You get five stories, basically. The excerpt from Ranks of Bronxe can hardly be considered as part of the volume.
Sir George and the Dragon
Starts out extremely strong, but loses steam progressively. On one hand, Weber makes numerous shoutouts to the original - suggesting he assumes the reader must have finished it by now - but on the other, he spends a fair amount of time going over the same exposition Ranks of Bronze already made. Worse than that, Weber is either unwilling, or unable to actually paint a vivid picture of a medieval army in battle - which is what made the original so compelling. Ultimately, it's just not all that enjoyable.
Lambs to the Slaughter
Perhaps more like "The Big Fat Kill - in space!" than even typical of Drake, this is, nonetheless, a worthy addition to the Hammer's Slammers, oh excuse me, Ranks of Bronze universe. The story explores life in the legion's lower ranks and makes the distinction between warriors and soldiers even clearer. Personally, I think it's the best of the bunch, despite boasting very little in the way of novelty. Drake simply knows army life better than the others.
A Clear Signal
Mark L. Van Name
Buried deep in the book's bowels, this is a very strange story indeed.
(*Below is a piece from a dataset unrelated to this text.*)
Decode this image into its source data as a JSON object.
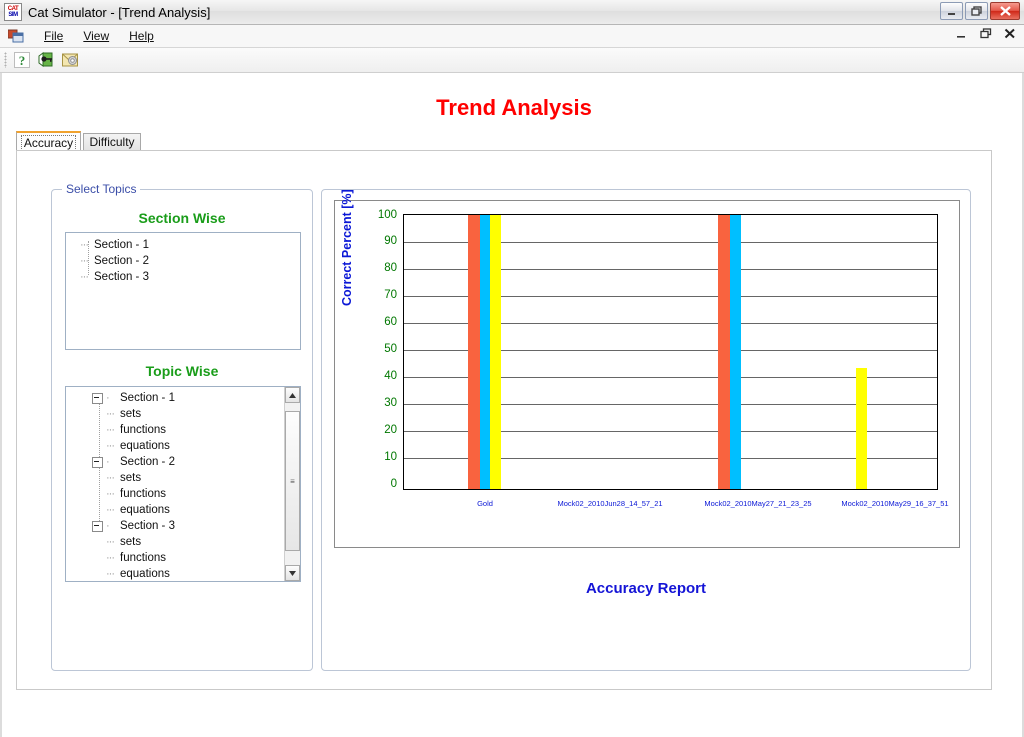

First off, it's boring, soooo boooooring. We keep switching between "action" scenes and flashes to the backstory. Thing is, they're both equally dull. Van Name must have intended for some of it to be chilling, but frankly, after the mountains of blood and guts in the previous stories (and Drake's own books), it just comes off as underwhelming. Also, it has nothing in common with Ranks of Bronze, except the universe. Just... no.
The Three Walls
Another fine illustration of Romans as a modern army with primitive weapons. We don't get much beyond the usual mass murder, but boy, do we get that... For a refreshing change, the legion doesn't stomp all over the opposition and has to earn its living. In this, Stirling has one up over the other guest writers (who remembered what the book is about). In all else, it's a pretty straightforward re-hashing of the old formula.
Carthago Delenda Est
So. Much. Praise... Sure, after everything else, it's a breath of fresh air. A new perspective on old characters, a continuation of the plot and vast, vast amounts of comedy. This one is worth reading, if only for the laughs. On the other hand, there are failings. 1. The antagonists are brutally stupid. It's amazing things lasted as long as they did, if we take Flint's word for the state of the galaxy. 2. Drake tends to sympathize with his characters, but he has no illusions about who they are and what they do. Flint's characters, on the other hand, take a giddy pleasure in killing faceless hordes - ironic, considering the story's protagonist... 3. Suspension of disbelief. It snaps. Fast. From the idiot antagonists, to the brilliant humans, to the psychotic glee with which the latter massacre the former. I was reminded of the movie Starship Troopers more than anything. Maybe, like the movie, this story was meant as satire...
Take the mean average and presto.